Montresor presents himself as an honorable man from a high social class. He tells that his family has deep roots, that "the Montresors, were a great and numerous family" (Poe, n.d.). To add significance of his social position, he tells the motto of his family which is "Nemo me impune lacessit" Poe. N.d.).
Montresor presents himself as a good-natured man who does everything to protect his dignity. This is in itself perhaps not the most exalted of literary ambitions, though it is remarkably difficult for an author to avoid crossing the boundary from the terrifying to the merely laughable. It seems that Montresor has a perfect breeding and tries to prove his position protecting his good name. Montresor presents himself as a judge who condemns his friend Fortunato to death.
Taking into account his appearance and costume, it is evident that his representation of himself does not coincide with his true nature. Poe depicts him in black silk mask which symbolizes evil nature of Montresor: "thus speaking, Fortunato possessed himself of my arm; and putting on a mask of black silk and drawing a roquelaire closely about my person, I suffered him to hurry me to my palazzo" (Poe. N.d.).

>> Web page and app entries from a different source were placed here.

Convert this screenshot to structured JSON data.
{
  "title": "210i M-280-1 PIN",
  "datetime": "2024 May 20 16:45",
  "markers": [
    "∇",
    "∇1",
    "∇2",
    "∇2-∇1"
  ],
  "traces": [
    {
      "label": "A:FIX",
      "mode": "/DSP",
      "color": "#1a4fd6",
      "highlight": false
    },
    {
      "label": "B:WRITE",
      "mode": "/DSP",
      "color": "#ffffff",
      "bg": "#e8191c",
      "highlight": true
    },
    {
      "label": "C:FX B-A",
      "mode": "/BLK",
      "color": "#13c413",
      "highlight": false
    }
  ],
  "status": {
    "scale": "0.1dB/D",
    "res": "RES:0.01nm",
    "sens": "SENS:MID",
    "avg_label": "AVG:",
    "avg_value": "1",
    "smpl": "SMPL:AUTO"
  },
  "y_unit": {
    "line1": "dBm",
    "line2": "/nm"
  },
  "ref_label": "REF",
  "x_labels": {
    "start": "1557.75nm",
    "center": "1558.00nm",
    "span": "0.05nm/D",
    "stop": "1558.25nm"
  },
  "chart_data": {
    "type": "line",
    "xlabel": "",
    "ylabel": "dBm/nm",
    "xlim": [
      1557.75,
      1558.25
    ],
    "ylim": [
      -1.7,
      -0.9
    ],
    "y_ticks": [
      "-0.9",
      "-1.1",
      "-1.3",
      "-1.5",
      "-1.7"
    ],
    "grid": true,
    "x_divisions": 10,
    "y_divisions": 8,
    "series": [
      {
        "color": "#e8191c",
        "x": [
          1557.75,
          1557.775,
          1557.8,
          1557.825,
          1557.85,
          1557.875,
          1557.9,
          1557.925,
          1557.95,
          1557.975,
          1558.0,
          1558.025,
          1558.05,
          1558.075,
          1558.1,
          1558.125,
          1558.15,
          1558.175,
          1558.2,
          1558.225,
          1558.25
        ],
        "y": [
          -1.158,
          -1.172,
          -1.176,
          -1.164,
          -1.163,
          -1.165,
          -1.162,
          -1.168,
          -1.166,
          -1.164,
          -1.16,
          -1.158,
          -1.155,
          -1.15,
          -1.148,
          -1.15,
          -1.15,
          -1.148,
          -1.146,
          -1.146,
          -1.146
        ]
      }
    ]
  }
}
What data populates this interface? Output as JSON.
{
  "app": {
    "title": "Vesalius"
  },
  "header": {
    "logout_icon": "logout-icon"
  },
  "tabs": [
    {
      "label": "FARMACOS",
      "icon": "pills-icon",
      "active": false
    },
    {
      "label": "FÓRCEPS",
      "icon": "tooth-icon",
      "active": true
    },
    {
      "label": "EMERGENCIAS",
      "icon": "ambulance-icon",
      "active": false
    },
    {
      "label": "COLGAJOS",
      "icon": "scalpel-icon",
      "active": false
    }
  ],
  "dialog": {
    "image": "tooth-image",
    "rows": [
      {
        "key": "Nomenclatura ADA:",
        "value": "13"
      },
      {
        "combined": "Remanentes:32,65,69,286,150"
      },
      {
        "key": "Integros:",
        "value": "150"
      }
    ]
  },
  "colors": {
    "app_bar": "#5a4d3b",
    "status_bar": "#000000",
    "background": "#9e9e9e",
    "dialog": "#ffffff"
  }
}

Montresor tries to persuade readers and himself that the death of Fortunato is the only possible way to avenge. ...